Today you can practically hear the hoof beats of spring galloping north toward our latitudes. Bright sun, blue sky, hens cackling, birds rejoicing. And the snow sinking, sinking into the ground.
I figured it would be a good time to start on that disgusting spring task: cleaning the yard of a winter\’s worth of dog poop. Three months of snow, three dogs–you do the math. It\’s not as if I can clean it all in one day, but rather, as the snow melts, I proceed like an archaeologist, disposing of one stratum at a time. In most of the yard, the snow was up to my knees, so it wasn\’t easy work. But at least I made a start.
While I had my rubber boots on I walked to the vegetable garden–keeping close to the house wall I could step on bare ground–where things were far from quiet. Various weeds–the inevitable ground ivy among them–were already poking up, but they\’re still in the cute baby stage, and anything green looks fabulous to me at this point. The stems of the chard I never got around to pulling up had managed to retain their bright red color. But the kale bed was the real surprise.
After the first snow in December I went out to uproot what I called the kale trees. Wolfie, who is mad for kale, over the summer had tried and failed to pull several out of the ground, and they lay like half uprooted palm trees, their thick stems twisting and spiraling on top of the bed, tufts of gray-green leaves growing from the tips. I pulled up a few and took them to the chickens–their last fresh greens of the season. But four or five of them were rooted so tenaciously that I gave up. \”What\’s the difference?\” I thought. \”By spring they\’ll have turned to compost anyway.\” So I left them.
But today, there they were, looking nothing like compost.
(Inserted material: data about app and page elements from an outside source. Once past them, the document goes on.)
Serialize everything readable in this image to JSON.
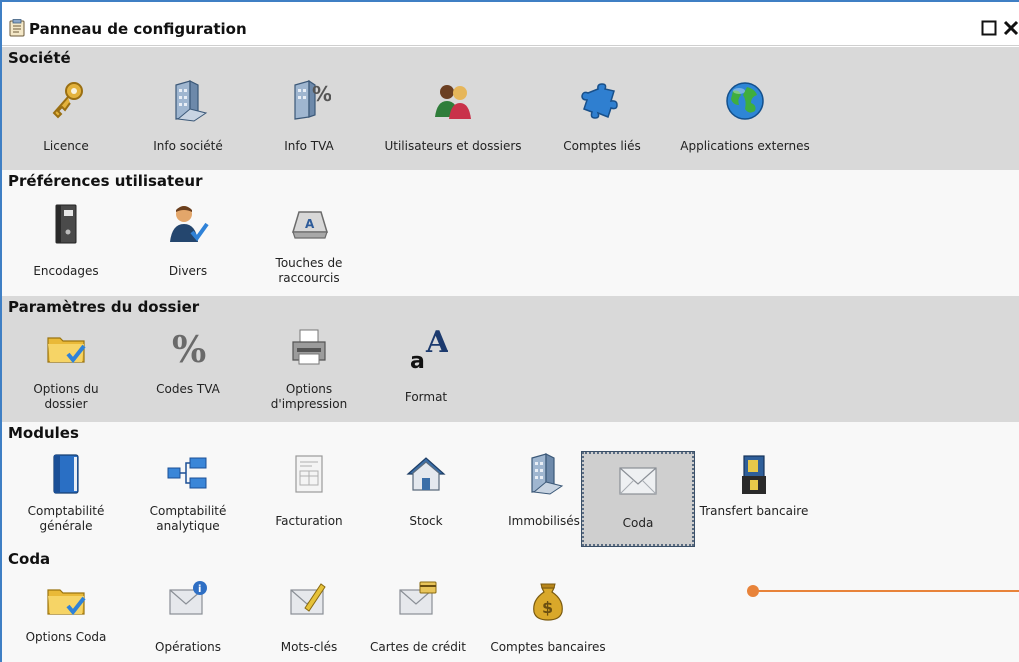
{
  "window": {
    "title": "Panneau de configuration"
  },
  "sections": [
    {
      "name": "Société",
      "items": [
        {
          "label": "Licence",
          "icon": "key-icon"
        },
        {
          "label": "Info société",
          "icon": "building-icon"
        },
        {
          "label": "Info TVA",
          "icon": "building-percent-icon"
        },
        {
          "label": "Utilisateurs et dossiers",
          "icon": "users-icon"
        },
        {
          "label": "Comptes liés",
          "icon": "puzzle-icon"
        },
        {
          "label": "Applications externes",
          "icon": "globe-icon"
        }
      ]
    },
    {
      "name": "Préférences utilisateur",
      "items": [
        {
          "label": "Encodages",
          "icon": "binder-icon"
        },
        {
          "label": "Divers",
          "icon": "user-check-icon"
        },
        {
          "label": "Touches de raccourcis",
          "icon": "keyboard-key-icon"
        }
      ]
    },
    {
      "name": "Paramètres du dossier",
      "items": [
        {
          "label": "Options du dossier",
          "icon": "folder-check-icon"
        },
        {
          "label": "Codes TVA",
          "icon": "percent-icon"
        },
        {
          "label": "Options d'impression",
          "icon": "printer-icon"
        },
        {
          "label": "Format",
          "icon": "font-format-icon"
        }
      ]
    },
    {
      "name": "Modules",
      "items": [
        {
          "label": "Comptabilité générale",
          "icon": "ledger-book-icon"
        },
        {
          "label": "Comptabilité analytique",
          "icon": "org-chart-icon"
        },
        {
          "label": "Facturation",
          "icon": "invoice-icon"
        },
        {
          "label": "Stock",
          "icon": "house-icon"
        },
        {
          "label": "Immobilisés",
          "icon": "building-icon"
        },
        {
          "label": "Coda",
          "icon": "envelope-icon"
        },
        {
          "label": "Transfert bancaire",
          "icon": "bank-transfer-icon"
        }
      ]
    },
    {
      "name": "Coda",
      "items": [
        {
          "label": "Options Coda",
          "icon": "folder-check-icon"
        },
        {
          "label": "Opérations",
          "icon": "envelope-info-icon"
        },
        {
          "label": "Mots-clés",
          "icon": "envelope-pencil-icon"
        },
        {
          "label": "Cartes de crédit",
          "icon": "envelope-card-icon"
        },
        {
          "label": "Comptes bancaires",
          "icon": "money-bag-icon"
        }
      ]
    }
  ],
  "selected_item": "Coda",
  "colors": {
    "accent_border": "#3f7fc4",
    "callout": "#e8833a",
    "section_gray": "#d9d9d9"
  }
}
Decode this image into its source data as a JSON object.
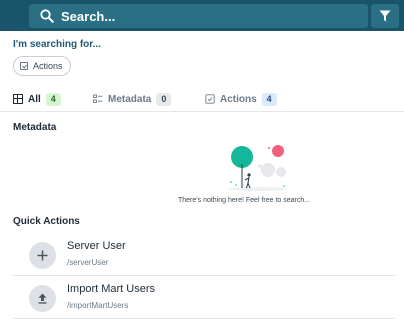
{
  "search": {
    "placeholder": "Search..."
  },
  "searching_for_label": "I'm searching for...",
  "chips": [
    {
      "label": "Actions"
    }
  ],
  "tabs": [
    {
      "label": "All",
      "count": "4",
      "active": true
    },
    {
      "label": "Metadata",
      "count": "0",
      "active": false
    },
    {
      "label": "Actions",
      "count": "4",
      "active": false
    }
  ],
  "metadata_section": {
    "title": "Metadata",
    "empty_text": "There's nothing here! Feel free to search..."
  },
  "quick_actions": {
    "title": "Quick Actions",
    "items": [
      {
        "name": "Server User",
        "path": "/serverUser",
        "icon": "plus-icon"
      },
      {
        "name": "Import Mart Users",
        "path": "/importMartUsers",
        "icon": "upload-icon"
      }
    ]
  },
  "colors": {
    "topbar": "#19546a",
    "search_field": "#2b6f84",
    "badge_green": "#d7f6cf",
    "badge_blue": "#dce9f9",
    "illustration_teal": "#14b79a",
    "illustration_pink": "#f0607a"
  }
}
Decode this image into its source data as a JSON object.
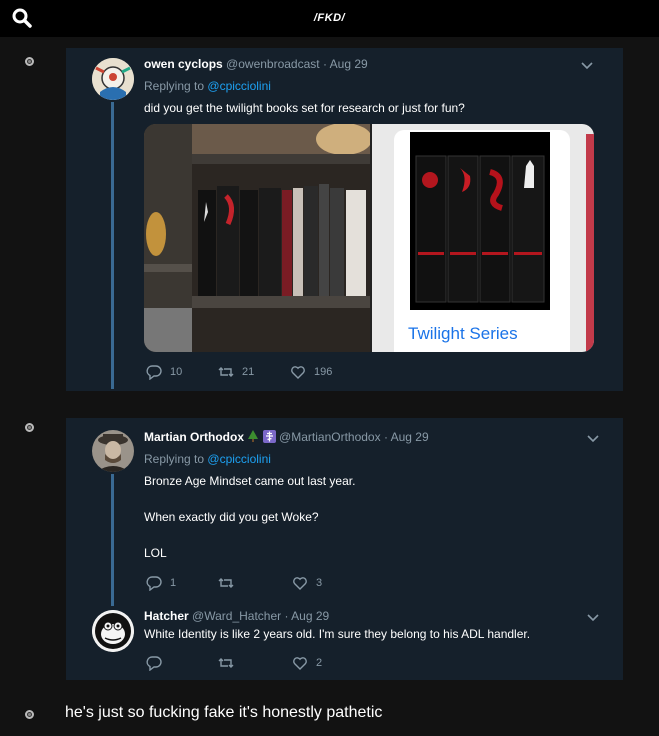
{
  "board": {
    "title": "/FKD/",
    "search_icon": "search-icon"
  },
  "post1": {
    "tweet": {
      "name": "owen cyclops",
      "handle": "@owenbroadcast",
      "date": "· Aug 29",
      "replying_prefix": "Replying to",
      "replying_handle": "@cpicciolini",
      "text": "did you get the twilight books set for research or just for fun?",
      "card_title": "Twilight Series",
      "replies": "10",
      "retweets": "21",
      "likes": "196"
    }
  },
  "post2": {
    "tweet1": {
      "name": "Martian Orthodox",
      "handle": "@MartianOrthodox",
      "date": "· Aug 29",
      "replying_prefix": "Replying to",
      "replying_handle": "@cpicciolini",
      "line1": "Bronze Age Mindset came out last year.",
      "line2": "When exactly did you get Woke?",
      "line3": "LOL",
      "replies": "1",
      "retweets": "",
      "likes": "3"
    },
    "tweet2": {
      "name": "Hatcher",
      "handle": "@Ward_Hatcher",
      "date": "· Aug 29",
      "text": "White Identity is like 2 years old. I'm sure they belong to his ADL handler.",
      "replies": "",
      "retweets": "",
      "likes": "2"
    }
  },
  "post3": {
    "text": "he's just so fucking fake it's honestly pathetic"
  },
  "colors": {
    "accent": "#1da1f2",
    "tweet_bg": "#15202b",
    "muted": "#8899a6",
    "thread": "#3a6a93"
  }
}
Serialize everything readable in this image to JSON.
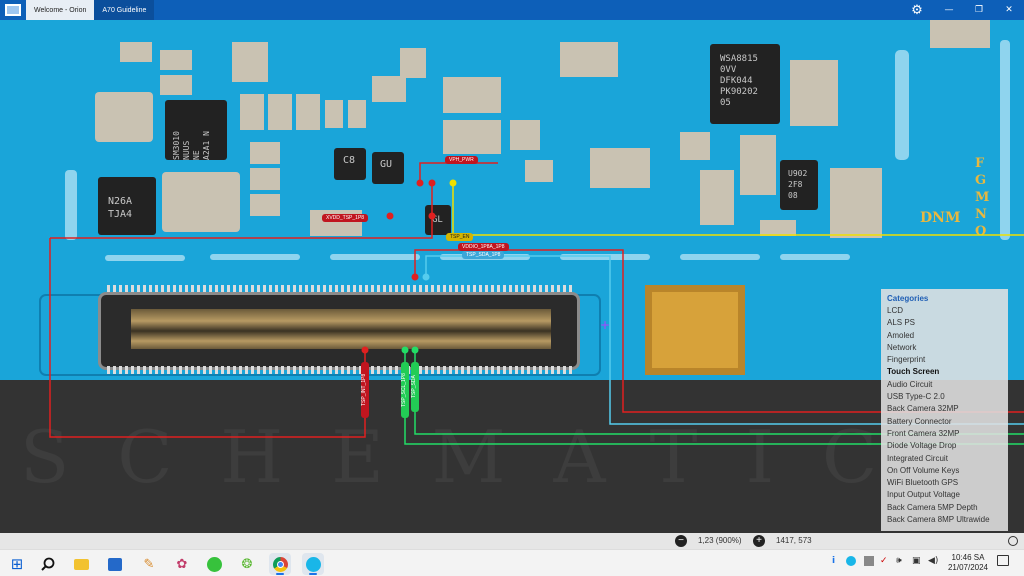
{
  "window": {
    "tabs": [
      {
        "label": "Welcome - Orion"
      },
      {
        "label": "A70 Guideline"
      }
    ],
    "controls": {
      "minimize": "—",
      "restore": "❐",
      "close": "✕"
    }
  },
  "board": {
    "chips": [
      {
        "text": "SM3010\nNUUS\nNE\nA2A1 N"
      },
      {
        "text": "WSA8815\n0VV\nDFK044\nPK90202\n05"
      },
      {
        "text": "N26A\nTJA4"
      },
      {
        "text": "U902\n2F8\n08"
      },
      {
        "text": "C8"
      },
      {
        "text": "GU"
      },
      {
        "text": "GL"
      }
    ],
    "silkscreen": {
      "dnm": "DNM",
      "vertical": "FGMNO"
    },
    "watermark": "SCHEMATIC"
  },
  "probes": {
    "labels": [
      {
        "text": "VPH_PWR",
        "color": "#c0151f"
      },
      {
        "text": "XVDD_TSP_1P8",
        "color": "#c0151f"
      },
      {
        "text": "TSP_EN",
        "color": "#d4b400"
      },
      {
        "text": "VDDIO_1P8A_1P8",
        "color": "#c0151f"
      },
      {
        "text": "TSP_SDA_1P8",
        "color": "#3ba7d8"
      }
    ],
    "vertical": [
      {
        "text": "TSP_INT_1P8",
        "color": "#c0151f"
      },
      {
        "text": "TSP_SCL_1P8",
        "color": "#22cc55"
      },
      {
        "text": "TSP_SDA",
        "color": "#22cc55"
      }
    ]
  },
  "categories": {
    "title": "Categories",
    "active": "Touch Screen",
    "items": [
      "LCD",
      "ALS PS",
      "Amoled",
      "Network",
      "Fingerprint",
      "Touch Screen",
      "Audio Circuit",
      "USB Type-C 2.0",
      "Back Camera 32MP",
      "Battery Connector",
      "Front Camera 32MP",
      "Diode Voltage Drop",
      "Integrated Circuit",
      "On Off Volume Keys",
      "WiFi Bluetooth GPS",
      "Input Output Voltage",
      "Back Camera 5MP Depth",
      "Back Camera 8MP Ultrawide"
    ]
  },
  "status": {
    "zoom_out": "−",
    "zoom_level": "1,23 (900%)",
    "zoom_in": "+",
    "cursor": "1417, 573"
  },
  "taskbar": {
    "apps": [
      {
        "icon": "windows-start-icon"
      },
      {
        "icon": "search-icon"
      },
      {
        "icon": "file-explorer-icon"
      },
      {
        "icon": "store-icon"
      },
      {
        "icon": "paint-icon"
      },
      {
        "icon": "network-app-icon"
      },
      {
        "icon": "owl-app-icon"
      },
      {
        "icon": "green-app-icon"
      },
      {
        "icon": "chrome-icon"
      },
      {
        "icon": "orion-app-icon"
      }
    ],
    "time": "10:46 SA",
    "date": "21/07/2024"
  },
  "colors": {
    "red": "#c0151f",
    "yellow": "#f0e000",
    "cyan": "#55ccee",
    "green": "#22dd66",
    "board": "#1aa5d9"
  }
}
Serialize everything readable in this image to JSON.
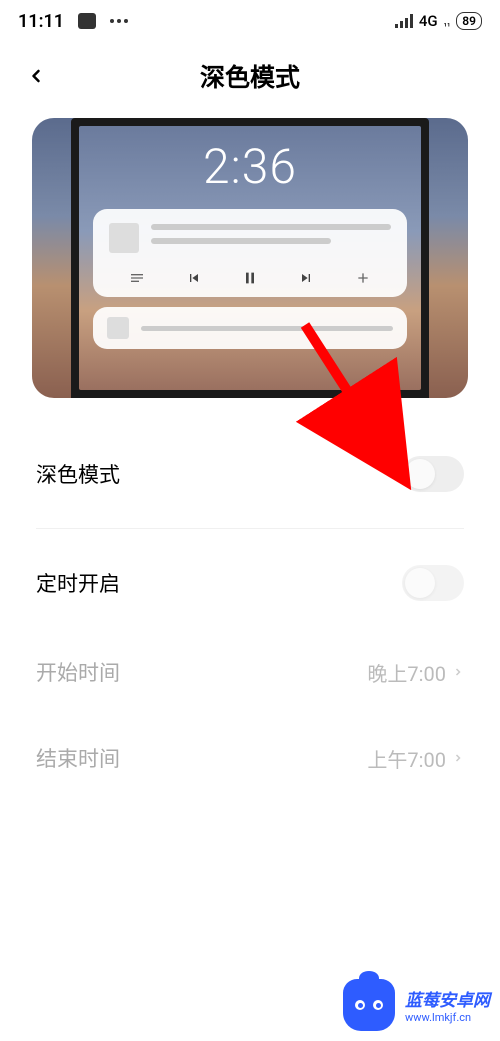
{
  "status_bar": {
    "time": "11:11",
    "network_type": "4G",
    "network_sub": "₁₁",
    "battery": "89"
  },
  "header": {
    "title": "深色模式"
  },
  "preview": {
    "time": "2:36"
  },
  "settings": {
    "dark_mode": {
      "label": "深色模式",
      "enabled": false
    },
    "scheduled": {
      "label": "定时开启",
      "enabled": false
    },
    "start_time": {
      "label": "开始时间",
      "value": "晚上7:00"
    },
    "end_time": {
      "label": "结束时间",
      "value": "上午7:00"
    }
  },
  "watermark": {
    "title": "蓝莓安卓网",
    "url": "www.lmkjf.cn"
  }
}
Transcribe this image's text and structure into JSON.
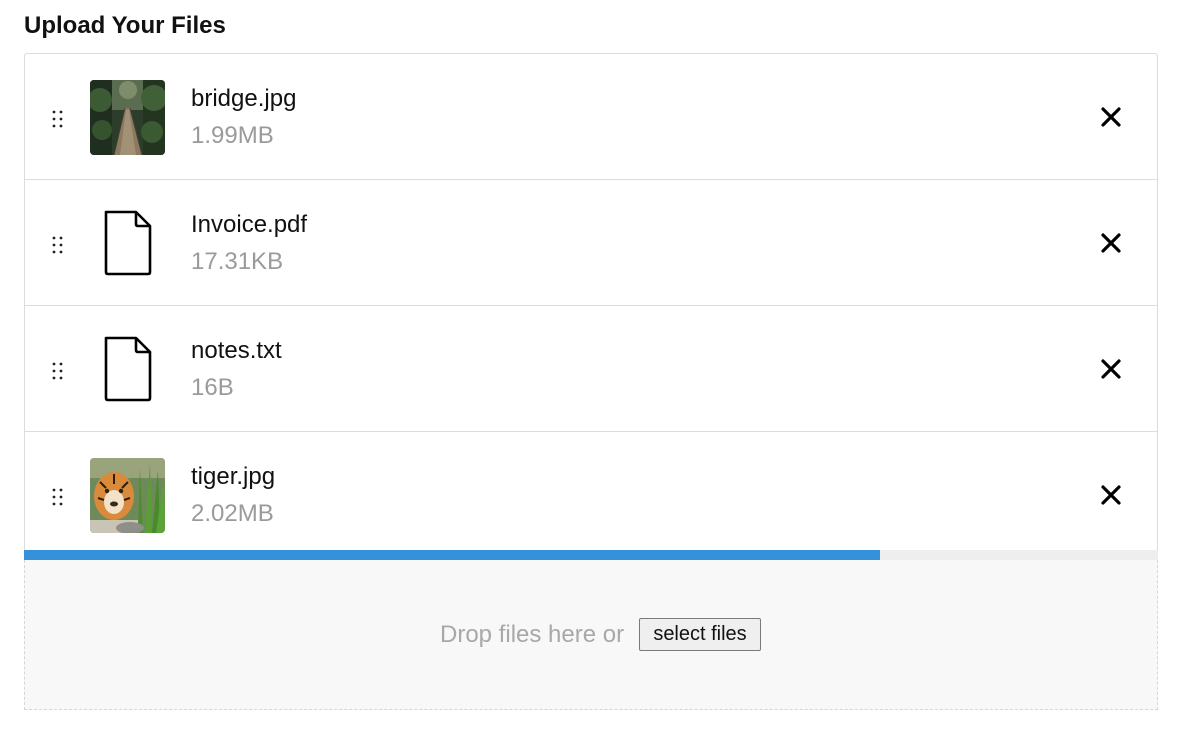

The rabbit–don\’t ask me how he got over the two-foot walls of the bed–had gnawed the green outer layers as far as he could reach. But in the places he couldn\’t, all along those long, gnarly stems, a whole crop of new leaves was sprouting.
To celebrate, I shoveled snow (and a couple of pounds of rabbit pellets) off a corner of the patio, moved the table and chairs over to it, sat down, turned my face to the sun, and basked.
Ew. I used to have to do this, too, once it was clear there would be no more snow to cover up the poop. My most hated dog-related task. I miss Dara sometimes, but not the tasks.
I try to keep in mind that all beings that give us affection–dogs, cats, babies–also produce poop for us to deal with. Everything has a price.
True. But cats, at least my cats, do keep theirs in one spot. If I had a dog I could train to use one spot in the yard, i'd be happier.
I've heard that some apartment dwellers train their (small) dogs to use litter boxes.Girding my loins to go clean up the yard right now. Sigh.